In South Africa, there is a general perception that the revenue service is the most efficient government department amongst a horde of absolute horrors. They are very good at ferretting out every last cent you might owe them, and not too bad about refunding what they owe you.
I was extra delighted last year to find out that I was due a refund of a whole ZAR8,000. Not only that, but they deposited it into my account promptly and I went out and bought a freezer for my kitchen and put the rest into savings, because a little voice in my head keeps saying “don’t ever trust the government”.
So far so good you’d think, except that they failed to let me know that they did a second assessment, oops mistake and I was informed (only three months later with interest piling on) that I had to pay the eight grand back.
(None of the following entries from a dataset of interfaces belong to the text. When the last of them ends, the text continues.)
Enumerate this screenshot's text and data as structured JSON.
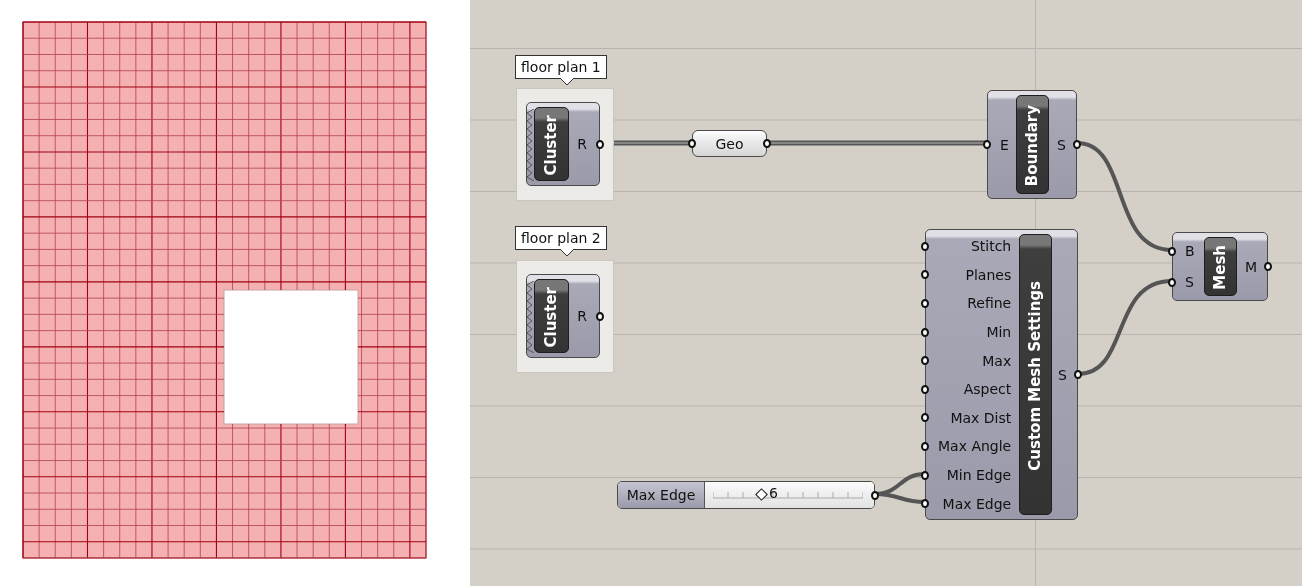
{
  "nodes": [
    {
      "kind": "cluster",
      "group": "floor plan 1",
      "title": "Cluster",
      "outputs": [
        "R"
      ]
    },
    {
      "kind": "cluster",
      "group": "floor plan 2",
      "title": "Cluster",
      "outputs": [
        "R"
      ]
    },
    {
      "kind": "param",
      "title": "Geo"
    },
    {
      "kind": "component",
      "title": "Boundary",
      "inputs": [
        "E"
      ],
      "outputs": [
        "S"
      ]
    },
    {
      "kind": "component",
      "title": "Custom Mesh Settings",
      "inputs": [
        "Stitch",
        "Planes",
        "Refine",
        "Min",
        "Max",
        "Aspect",
        "Max Dist",
        "Max Angle",
        "Min Edge",
        "Max Edge"
      ],
      "outputs": [
        "S"
      ]
    },
    {
      "kind": "component",
      "title": "Mesh",
      "inputs": [
        "B",
        "S"
      ],
      "outputs": [
        "M"
      ]
    },
    {
      "kind": "slider",
      "title": "Max Edge",
      "value": "6",
      "level": 0.32
    }
  ]
}
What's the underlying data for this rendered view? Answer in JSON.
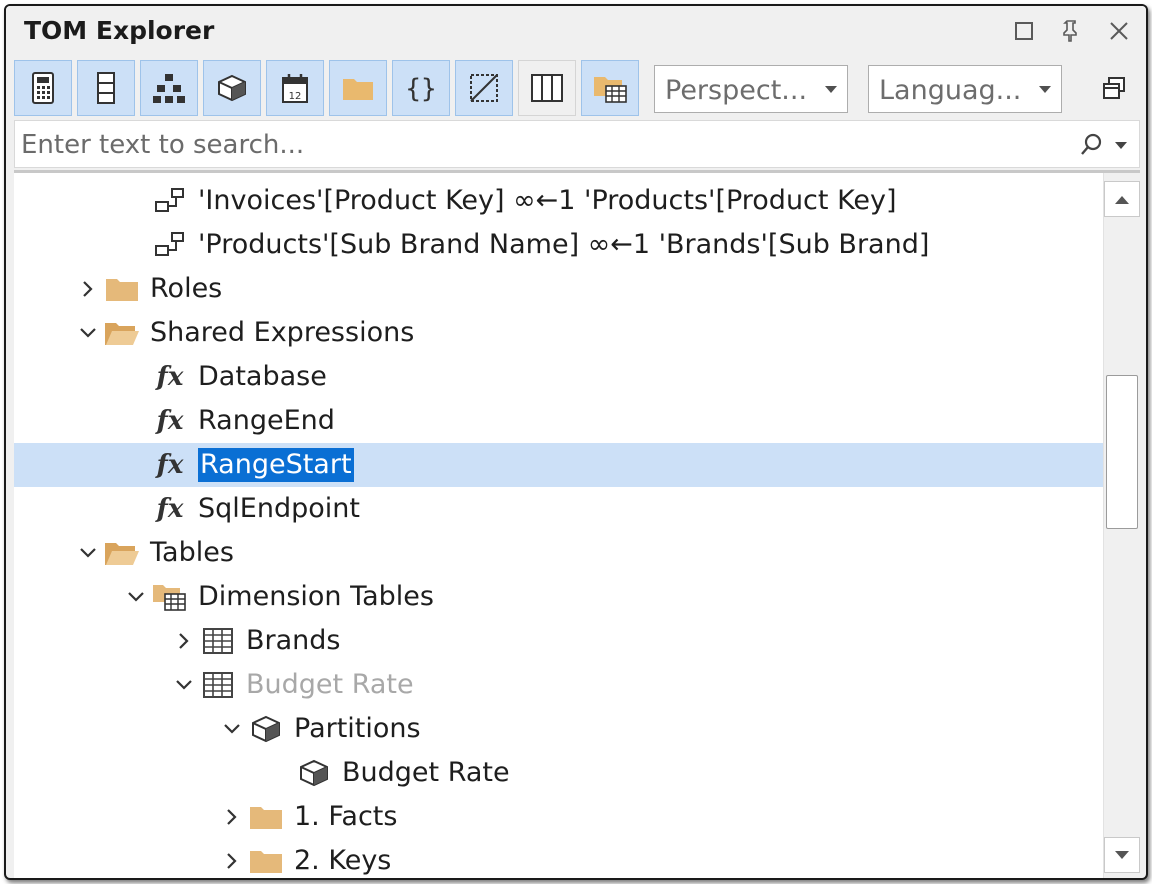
{
  "window": {
    "title": "TOM Explorer"
  },
  "titlebar_buttons": [
    {
      "name": "restore-icon"
    },
    {
      "name": "pin-icon"
    },
    {
      "name": "close-icon"
    }
  ],
  "toolbar": {
    "buttons": [
      {
        "name": "calculator-icon",
        "active": true
      },
      {
        "name": "column-list-icon",
        "active": true
      },
      {
        "name": "hierarchy-icon",
        "active": true
      },
      {
        "name": "partition-icon",
        "active": true
      },
      {
        "name": "calendar-icon",
        "active": true
      },
      {
        "name": "folder-icon",
        "active": true
      },
      {
        "name": "braces-icon",
        "active": true
      },
      {
        "name": "measure-icon",
        "active": true
      },
      {
        "name": "columns-icon",
        "active": false
      },
      {
        "name": "display-folder-icon",
        "active": true
      }
    ],
    "perspective_label": "Perspect...",
    "language_label": "Languag...",
    "options_icon": "copy-window-icon"
  },
  "search": {
    "placeholder": "Enter text to search...",
    "icon": "search-icon"
  },
  "tree": {
    "rows": [
      {
        "level": 3,
        "icon": "relationship",
        "chevron": "none",
        "label": "'Invoices'[Product Key] ∞←1 'Products'[Product Key]"
      },
      {
        "level": 3,
        "icon": "relationship",
        "chevron": "none",
        "label": "'Products'[Sub Brand Name] ∞←1 'Brands'[Sub Brand]"
      },
      {
        "level": 2,
        "icon": "folder",
        "chevron": "right",
        "label": "Roles"
      },
      {
        "level": 2,
        "icon": "folder-open",
        "chevron": "down",
        "label": "Shared Expressions"
      },
      {
        "level": 3,
        "icon": "fx",
        "chevron": "none",
        "label": "Database"
      },
      {
        "level": 3,
        "icon": "fx",
        "chevron": "none",
        "label": "RangeEnd"
      },
      {
        "level": 3,
        "icon": "fx",
        "chevron": "none",
        "label": "RangeStart",
        "selected": true
      },
      {
        "level": 3,
        "icon": "fx",
        "chevron": "none",
        "label": "SqlEndpoint"
      },
      {
        "level": 2,
        "icon": "folder-open",
        "chevron": "down",
        "label": "Tables"
      },
      {
        "level": 3,
        "icon": "table-folder",
        "chevron": "down",
        "label": "Dimension Tables"
      },
      {
        "level": 4,
        "icon": "table",
        "chevron": "right",
        "label": "Brands"
      },
      {
        "level": 4,
        "icon": "table",
        "chevron": "down",
        "label": "Budget Rate",
        "dim": true
      },
      {
        "level": 5,
        "icon": "partition",
        "chevron": "down",
        "label": "Partitions"
      },
      {
        "level": 6,
        "icon": "partition",
        "chevron": "none",
        "label": "Budget Rate"
      },
      {
        "level": 5,
        "icon": "folder",
        "chevron": "right",
        "label": "1. Facts"
      },
      {
        "level": 5,
        "icon": "folder",
        "chevron": "right",
        "label": "2. Keys"
      }
    ]
  },
  "scrollbar": {
    "up_icon": "scroll-up-icon",
    "down_icon": "scroll-down-icon"
  }
}
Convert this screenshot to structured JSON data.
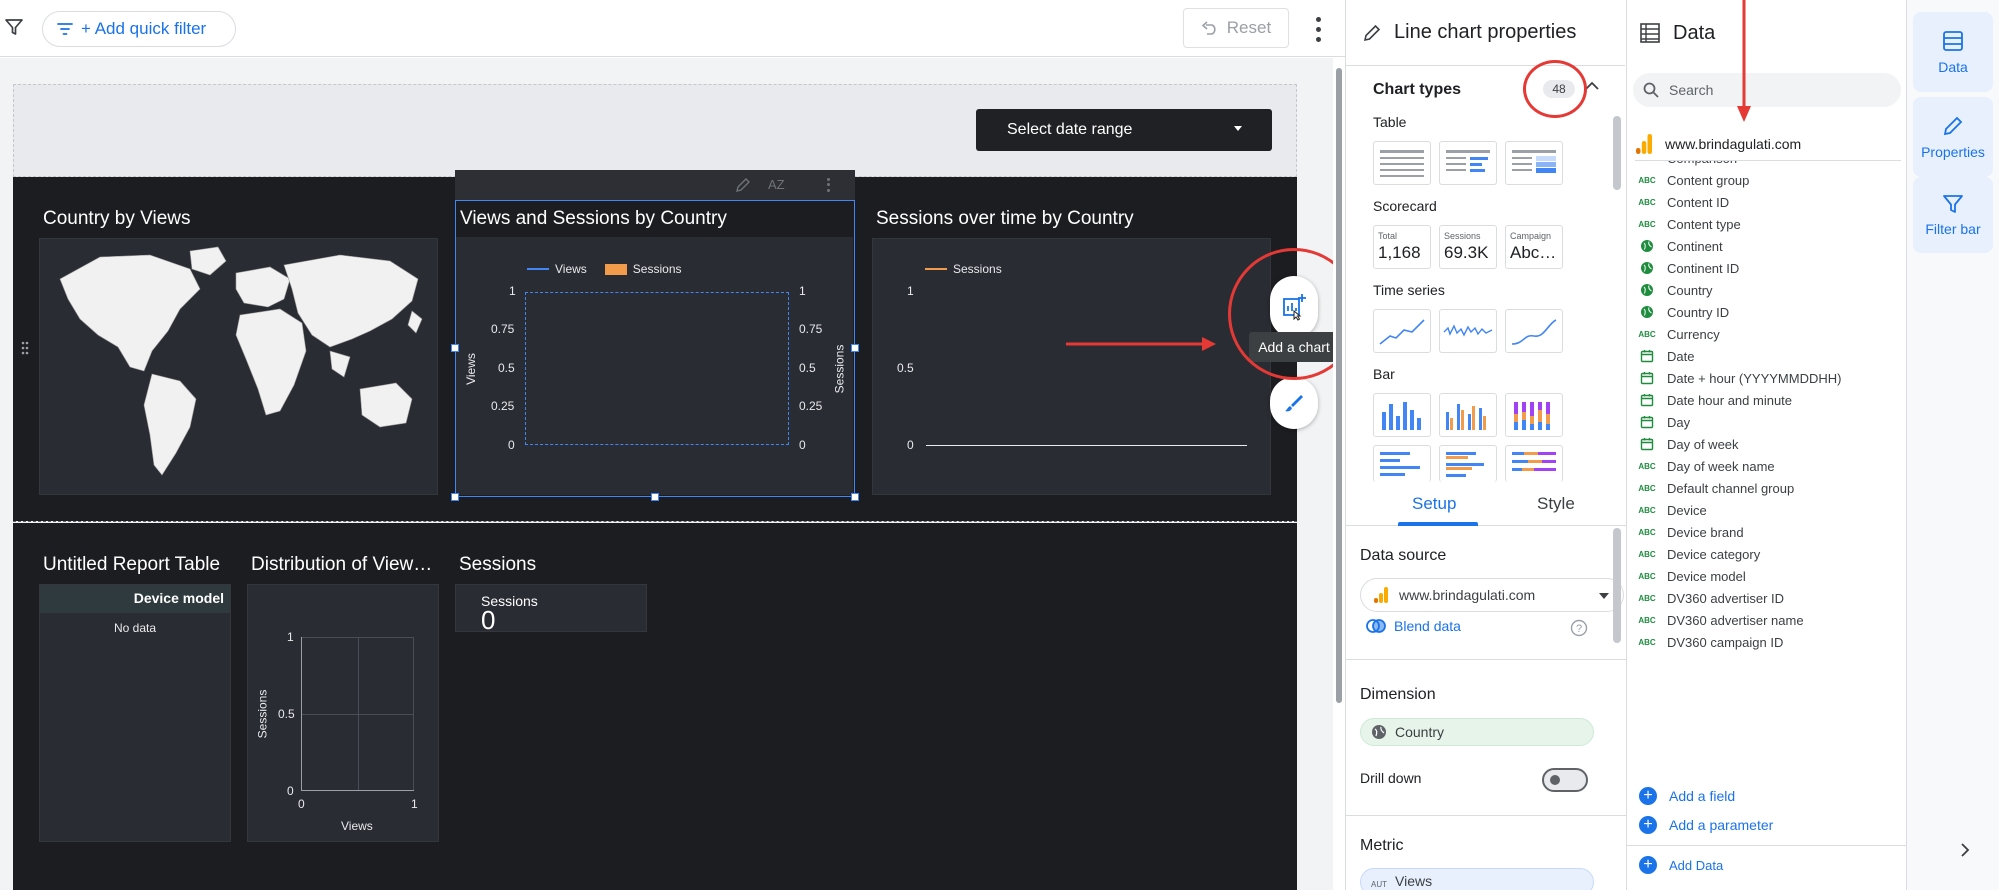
{
  "toolbar": {
    "add_filter_label": "+ Add quick filter",
    "reset_label": "Reset"
  },
  "canvas": {
    "date_range_label": "Select date range",
    "charts": {
      "map_title": "Country by Views",
      "combo_title": "Views and Sessions by Country",
      "combo_legend": [
        "Views",
        "Sessions"
      ],
      "combo_left_ticks": [
        "1",
        "0.75",
        "0.5",
        "0.25",
        "0"
      ],
      "combo_right_ticks": [
        "1",
        "0.75",
        "0.5",
        "0.25",
        "0"
      ],
      "combo_left_axis": "Views",
      "combo_right_axis": "Sessions",
      "line_title": "Sessions over time by Country",
      "line_legend": "Sessions",
      "line_ticks": [
        "1",
        "0.5",
        "0"
      ],
      "table_title": "Untitled Report Table",
      "table_header": "Device model",
      "table_empty": "No data",
      "scatter_title": "Distribution of View…",
      "scatter_y_ticks": [
        "1",
        "0.5",
        "0"
      ],
      "scatter_x_ticks": [
        "0",
        "1"
      ],
      "scatter_x_axis": "Views",
      "scatter_y_axis": "Sessions",
      "scorecard_title": "Sessions",
      "scorecard_label": "Sessions",
      "scorecard_value": "0"
    },
    "mini_toolbar_sort": "AZ",
    "tooltip": "Add a chart"
  },
  "properties": {
    "title": "Line chart properties",
    "chart_types_label": "Chart types",
    "chart_types_count": "48",
    "groups": {
      "table": "Table",
      "scorecard": "Scorecard",
      "time_series": "Time series",
      "bar": "Bar"
    },
    "scorecards": [
      {
        "label": "Total",
        "value": "1,168"
      },
      {
        "label": "Sessions",
        "value": "69.3K"
      },
      {
        "label": "Campaign",
        "value": "Abc…"
      }
    ],
    "tabs": [
      "Setup",
      "Style"
    ],
    "data_source_label": "Data source",
    "data_source_value": "www.brindagulati.com",
    "blend_label": "Blend data",
    "dimension_label": "Dimension",
    "dimension_value": "Country",
    "drill_down_label": "Drill down",
    "metric_label": "Metric",
    "metric_value": "Views",
    "metric_prefix": "AUT"
  },
  "data_panel": {
    "title": "Data",
    "search_placeholder": "Search",
    "source": "www.brindagulati.com",
    "fields": [
      {
        "name": "Comparison",
        "type": "text"
      },
      {
        "name": "Content group",
        "type": "text"
      },
      {
        "name": "Content ID",
        "type": "text"
      },
      {
        "name": "Content type",
        "type": "text"
      },
      {
        "name": "Continent",
        "type": "geo"
      },
      {
        "name": "Continent ID",
        "type": "geo"
      },
      {
        "name": "Country",
        "type": "geo"
      },
      {
        "name": "Country ID",
        "type": "geo"
      },
      {
        "name": "Currency",
        "type": "text"
      },
      {
        "name": "Date",
        "type": "date"
      },
      {
        "name": "Date + hour (YYYYMMDDHH)",
        "type": "date"
      },
      {
        "name": "Date hour and minute",
        "type": "date"
      },
      {
        "name": "Day",
        "type": "date"
      },
      {
        "name": "Day of week",
        "type": "date"
      },
      {
        "name": "Day of week name",
        "type": "text"
      },
      {
        "name": "Default channel group",
        "type": "text"
      },
      {
        "name": "Device",
        "type": "text"
      },
      {
        "name": "Device brand",
        "type": "text"
      },
      {
        "name": "Device category",
        "type": "text"
      },
      {
        "name": "Device model",
        "type": "text"
      },
      {
        "name": "DV360 advertiser ID",
        "type": "text"
      },
      {
        "name": "DV360 advertiser name",
        "type": "text"
      },
      {
        "name": "DV360 campaign ID",
        "type": "text"
      }
    ],
    "add_field": "Add a field",
    "add_parameter": "Add a parameter",
    "add_data": "Add Data"
  },
  "rail": {
    "data": "Data",
    "properties": "Properties",
    "filter_bar": "Filter bar"
  },
  "colors": {
    "accent": "#1a73e8",
    "selection": "#4285f4",
    "annotation": "#e53935",
    "canvas_dark": "#1c1d21",
    "series_views": "#4285f4",
    "series_sessions": "#f29b4b",
    "field_text": "#1e8e3e"
  },
  "icons": [
    "filter-icon",
    "undo-icon",
    "more-vert-icon",
    "pencil-icon",
    "chevron-up-icon",
    "add-chart-icon",
    "brush-icon",
    "table-icon",
    "search-icon",
    "analytics-icon",
    "globe-icon",
    "calendar-icon",
    "filter-bar-icon",
    "chevron-right-icon",
    "help-icon",
    "blend-icon"
  ]
}
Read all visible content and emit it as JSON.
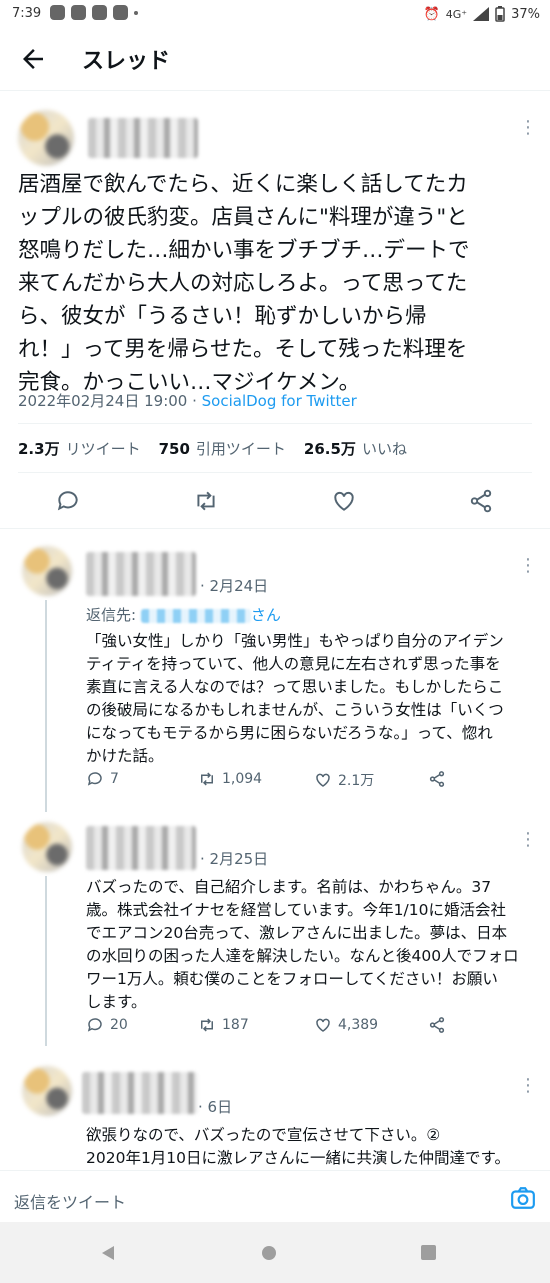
{
  "status_bar": {
    "time": "7:39",
    "network": "4G⁺",
    "battery": "37%"
  },
  "header": {
    "title": "スレッド"
  },
  "main_tweet": {
    "text_lines": [
      "居酒屋で飲んでたら、近くに楽しく話してたカ",
      "ップルの彼氏豹変。店員さんに\"料理が違う\"と",
      "怒鳴りだした…細かい事をブチブチ…デートで",
      "来てんだから大人の対応しろよ。って思ってた",
      "ら、彼女が「うるさい！恥ずかしいから帰",
      "れ！」って男を帰らせた。そして残った料理を",
      "完食。かっこいい…マジイケメン。"
    ],
    "timestamp": "2022年02月24日 19:00",
    "separator": " · ",
    "source": "SocialDog for Twitter",
    "retweets_count": "2.3万",
    "retweets_label": "リツイート",
    "quotes_count": "750",
    "quotes_label": "引用ツイート",
    "likes_count": "26.5万",
    "likes_label": "いいね"
  },
  "replies": [
    {
      "date": "· 2月24日",
      "reply_to_label": "返信先: ",
      "reply_to_suffix": "さん",
      "text_lines": [
        "「強い女性」しかり「強い男性」もやっぱり自分のアイデン",
        "ティティを持っていて、他人の意見に左右されず思った事を",
        "素直に言える人なのでは？って思いました。もしかしたらこ",
        "の後破局になるかもしれませんが、こういう女性は「いくつ",
        "になってもモテるから男に困らないだろうな。」って、惚れ",
        "かけた話。"
      ],
      "replies": "7",
      "retweets": "1,094",
      "likes": "2.1万"
    },
    {
      "date": "· 2月25日",
      "text_lines": [
        "バズったので、自己紹介します。名前は、かわちゃん。37",
        "歳。株式会社イナセを経営しています。今年1/10に婚活会社",
        "でエアコン20台売って、激レアさんに出ました。夢は、日本",
        "の水回りの困った人達を解決したい。なんと後400人でフォロ",
        "ワー1万人。頼む僕のことをフォローしてください！お願い",
        "します。"
      ],
      "replies": "20",
      "retweets": "187",
      "likes": "4,389"
    },
    {
      "date": "· 6日",
      "text_lines": [
        "欲張りなので、バズったので宣伝させて下さい。②",
        "2020年1月10日に激レアさんに一緒に共演した仲間達です。"
      ]
    }
  ],
  "composer": {
    "placeholder": "返信をツイート"
  },
  "colors": {
    "accent": "#1d9bf0",
    "muted": "#536471",
    "text": "#0f1419"
  }
}
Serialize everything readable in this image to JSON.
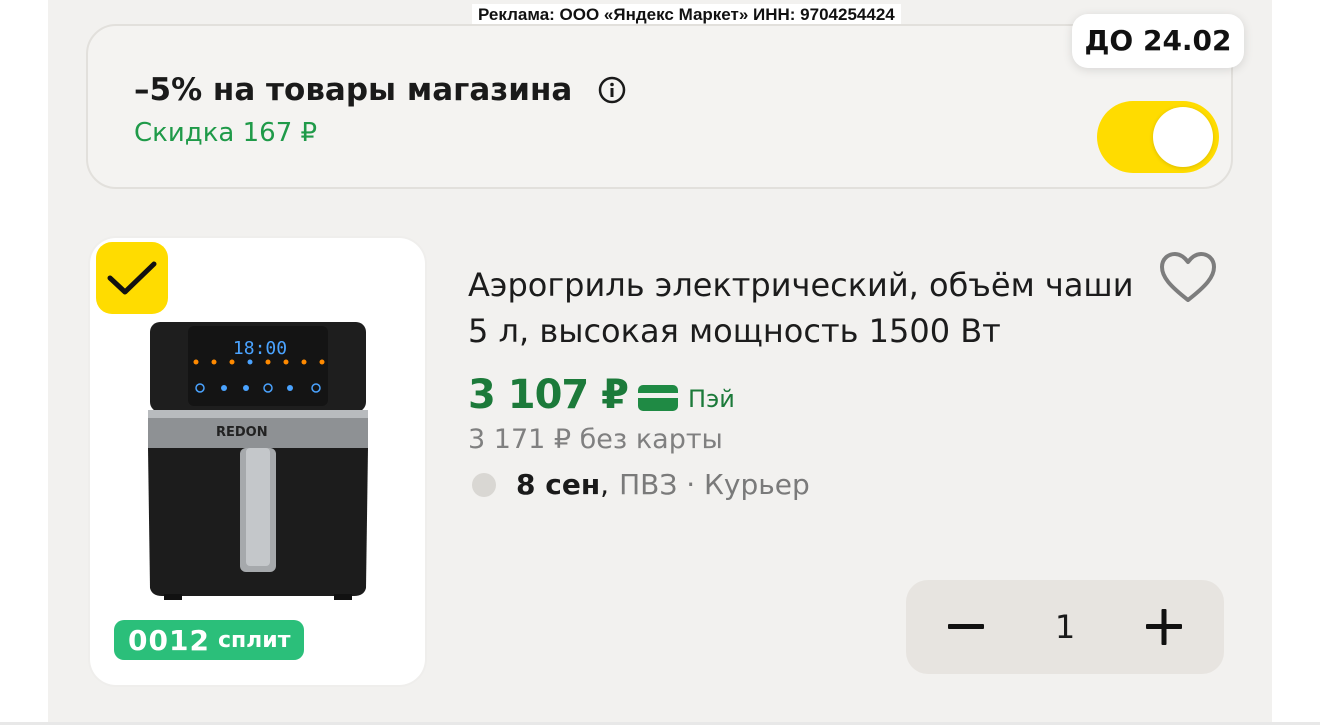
{
  "ad_label": "Реклама: ООО «Яндекс Маркет» ИНН: 9704254424",
  "promo": {
    "title": "–5% на товары магазина",
    "subtitle": "Скидка 167 ₽",
    "date_badge": "ДО 24.02",
    "toggle_on": true,
    "info_icon": "info-icon"
  },
  "product": {
    "title": "Аэрогриль электрический, объём чаши 5 л, высокая мощность 1500 Вт",
    "price": "3 107 ₽",
    "pay_label": "Пэй",
    "price_without_card": "3 171 ₽ без карты",
    "delivery": {
      "date": "8 сен",
      "separator": ",",
      "methods": "ПВЗ · Курьер"
    },
    "split": {
      "value": "0012",
      "label": "сплит"
    },
    "selected": true,
    "image": {
      "brand": "REDON",
      "display": "18:00"
    }
  },
  "stepper": {
    "minus": "−",
    "count": "1",
    "plus": "+"
  },
  "colors": {
    "accent_yellow": "#ffdc00",
    "discount_green": "#1f9a49",
    "price_green": "#1c7a3a",
    "split_green": "#2bbf7a"
  }
}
Easier said than done. After a couple of futile attempts to EFT them, I decided to call their call center, after all, since SARS is so efficient, surely …. First attempt I was number 178 in the queue. I abandoned, tried something else, but no go. Tried the call center again and I was now number 447 in the queue. Obviously not a happening thing. I tried my bank, they couldn’t help. Back to the call center and this time they didn’t bother to tell me where in the queue I was, so I held on, did some knitting, sauntered upstairs and had a pee, made a cup of coffee, paid my levy, baked a cake, Number 217 in the queue. Nothing to be done, but wait and wait. 45 minutes later, I was at least back to 178 in the queue.
To keep my spirits up I surfed the Net, looking for people with real problems to put my own small ones into perspective, murder, kidnapping, horrible accidents. This helped a little bit, but the call center music was now becoming engraved on my cranium. An hour later I found out I was number 78 in the queue.
There had to be a better way, I went back to the SARS site, found the right button and did a debit order payment. I hate doing these, as they give the recipient carte blance into your account, but at this point I would have crawled on my hands and knees to Alberton with a stack of notes rather than listen to that music for one more second.
One hour fifteen minutes later it looked as though I paid them and I hung up the phone. I think I’ve paid them, I think so. Otherwise I’m going to have to shoot myself in the head.